William 'Red' Whittaker often spends his Sundays lowering a robot into a recently blown up coal mine pit near his cattle ranch in Pennsylvania (see video). By 2015, he hopes that his robot, or something like it, will be rappelling down a much deeper hole, on the Moon.
The hole was discovered three years ago when Japanese researchers published images from the satellite SELENE1, but spacecraft orbiting the Moon have been unable to see into its shadowy recesses. A robot might be able to “go where the Sun doesn't shine”, and send back the first-ever look beneath the Moon's skin, Whittaker told attendees at a meeting of the NASA Innovative Advanced Concepts (NIAC) programme in Hampton, Virginia, this week.
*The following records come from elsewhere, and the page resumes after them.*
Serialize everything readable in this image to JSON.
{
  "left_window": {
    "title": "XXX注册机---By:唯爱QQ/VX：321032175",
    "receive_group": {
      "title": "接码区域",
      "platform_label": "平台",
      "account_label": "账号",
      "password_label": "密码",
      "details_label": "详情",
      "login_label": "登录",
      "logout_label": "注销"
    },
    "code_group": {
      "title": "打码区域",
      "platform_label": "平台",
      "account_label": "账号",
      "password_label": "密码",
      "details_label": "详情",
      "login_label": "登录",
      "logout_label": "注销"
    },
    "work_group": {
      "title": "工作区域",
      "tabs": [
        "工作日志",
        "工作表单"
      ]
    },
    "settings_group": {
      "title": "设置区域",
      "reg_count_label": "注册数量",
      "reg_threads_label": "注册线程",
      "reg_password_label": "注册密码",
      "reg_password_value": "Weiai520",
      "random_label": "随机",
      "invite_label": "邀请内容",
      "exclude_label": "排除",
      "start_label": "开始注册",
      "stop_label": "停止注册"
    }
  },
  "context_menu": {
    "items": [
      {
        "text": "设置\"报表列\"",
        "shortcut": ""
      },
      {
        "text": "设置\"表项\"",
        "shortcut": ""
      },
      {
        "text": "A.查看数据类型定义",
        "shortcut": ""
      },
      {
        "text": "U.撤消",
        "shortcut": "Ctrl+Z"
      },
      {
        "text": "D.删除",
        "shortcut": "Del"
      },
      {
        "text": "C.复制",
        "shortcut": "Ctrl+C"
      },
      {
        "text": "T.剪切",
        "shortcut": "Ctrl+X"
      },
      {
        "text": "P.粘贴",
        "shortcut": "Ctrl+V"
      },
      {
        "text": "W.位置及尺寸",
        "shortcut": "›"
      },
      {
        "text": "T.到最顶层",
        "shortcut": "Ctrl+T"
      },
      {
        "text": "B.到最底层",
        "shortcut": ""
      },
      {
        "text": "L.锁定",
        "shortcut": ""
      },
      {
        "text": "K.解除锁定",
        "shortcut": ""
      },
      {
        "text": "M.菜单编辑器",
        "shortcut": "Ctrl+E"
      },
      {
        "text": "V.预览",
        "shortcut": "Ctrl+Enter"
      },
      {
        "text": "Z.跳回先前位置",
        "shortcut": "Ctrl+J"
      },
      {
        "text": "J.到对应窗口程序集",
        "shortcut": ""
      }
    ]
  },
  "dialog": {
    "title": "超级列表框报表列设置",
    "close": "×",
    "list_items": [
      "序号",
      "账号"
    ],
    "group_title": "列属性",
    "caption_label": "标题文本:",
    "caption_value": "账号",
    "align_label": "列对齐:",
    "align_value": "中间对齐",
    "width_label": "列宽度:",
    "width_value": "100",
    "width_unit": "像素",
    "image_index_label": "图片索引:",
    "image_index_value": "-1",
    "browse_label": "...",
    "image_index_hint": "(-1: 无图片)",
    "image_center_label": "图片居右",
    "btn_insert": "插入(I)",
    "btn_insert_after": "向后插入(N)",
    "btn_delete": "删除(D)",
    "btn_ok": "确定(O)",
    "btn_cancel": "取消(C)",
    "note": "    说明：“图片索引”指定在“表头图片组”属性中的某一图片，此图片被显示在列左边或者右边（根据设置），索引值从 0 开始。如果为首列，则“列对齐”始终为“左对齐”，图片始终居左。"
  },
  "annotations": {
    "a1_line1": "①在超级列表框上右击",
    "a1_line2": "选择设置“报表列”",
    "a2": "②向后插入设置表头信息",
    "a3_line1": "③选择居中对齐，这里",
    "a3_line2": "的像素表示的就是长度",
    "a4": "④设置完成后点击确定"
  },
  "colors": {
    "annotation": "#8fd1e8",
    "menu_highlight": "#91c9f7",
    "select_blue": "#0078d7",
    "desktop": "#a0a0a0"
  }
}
“This is authentic exploration, this is the real deal,” says Whittaker, a roboticist at Carnegie Mellon University in Pittsburgh, Pennsylvania, whose robots have descended into an Alaskan volcano and helped to clean up the Three Mile Island nuclear power plant. “This is really going where none have gone before.”
Over the next two years, the NIAC programme will spend about US$500,000 developing Whittaker's creations. The prototype he tested at the coal mine could be lowered into the Moon pit to check the walls for openings. But a more ambitious approach would be a robot that jumps down the hole or lowers itself using a cable. The first prototype of such a machine, a four-wheeled Cave Crawler, can drive itself around underground and is already practising in the mine's tunnels. Onboard lasers sweep the floors, walls and ceilings to map out the tunnels.
Ever since the hole was discovered, researchers have been keen to work out its origin. Estimated to be about 65 metres wide and at least 80 metres deep, it seems too deep to be a crater. And its location in the once-volcanic Marius Hills region suggests that the opening is a 'skylight', an entrance to an intact horizontal tunnel beneath the surface, carved long ago by flowing lava.
Lava tubes have long been considered good locations for building lunar bases. “Their rocky ceilings can protect humans from micrometeorite impacts and cosmic rays,” says Carolyn van der Bogert, a geologist at the University of Münster in Germany.
Protected Moon caves may also house records of the history of the Moon and Solar System. Rocks that have been shielded from damage could look just like the surface did when it first cooled, or have textures that have been moulded by hidden processes going on inside the Moon, says Penelope Boston, a cave scientist and astrobiologist at the New Mexico Tech in Socorro. And solar-wind particles implanted billions of years ago could provide clues about the early evolution of the Sun, says van der Bogert ( via nature.com ).
“We don't really know what's down there,” says Boston. “We might be punching down through to a deeper layer that we have not seen from the small amount of lunar material collected at the surface.”